  16. Mantan M, Bagga A , Virdi VS et al. Etiology of nephrocalcinosis in northern Indian children. Pediatr Nephrol 2007;22:829-33.
  17. Bouzidi H, Daudon M, Najjar MF. Primary distal renal tubular acidosis. Ann Biol Clin 2009;67:135-40
  18. Ratan JH. Clinical profile of distal renal tubular acidosis. Saudi j Kidney Dis Transplant 2011;22:261-7
  19. Bajpai A, Bagga A, Hari P et al. Long-term Outcome in Children with Primary Distal Renal Tubular Acidosis. Indian pediatrics 2005;42:321-8
  20. Ratan J. Clinical profile of distal renal tubular acidosis. Saudi j Kidney Dis Transplant 2011;22:261-7
  21. Lin MT, Tsau YK, Tsai WY et al. Nephrocalcinosis in children. Acta Pediatr 1999; 40:27–30
  22. Kari JA, Hammad MF, Alshaya O. Familial hypomagnesemia with hypercalciuria and nephrocalcinosis. Pediatr Nephrol 2003;18:506-10
  23. Kang JH, Choi HJ, Cho HY et al. Familial hypomagnesemia with hypercalciurie and nephrocalcinosis associated with CLDN16 mutations. Pediatr Nephrol 2005;20:1490-3
E-mail :
Password :
Remember Me Forgot password? Sign UP
Keywords most used
Child treatment diagnosis surgery prognosis Tunisia Children Crohn’s disease Breast cancer screening Cancer epidemiology Ulcerative colitis mammography Osteoporosis

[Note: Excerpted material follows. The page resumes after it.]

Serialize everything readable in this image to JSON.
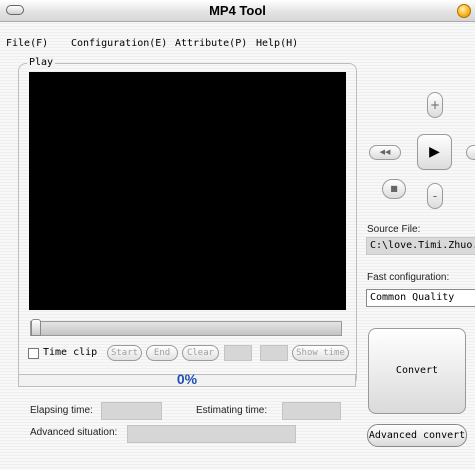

Sign up to receive our newsletter
E-mail :
Stay in Touch
Join Us! !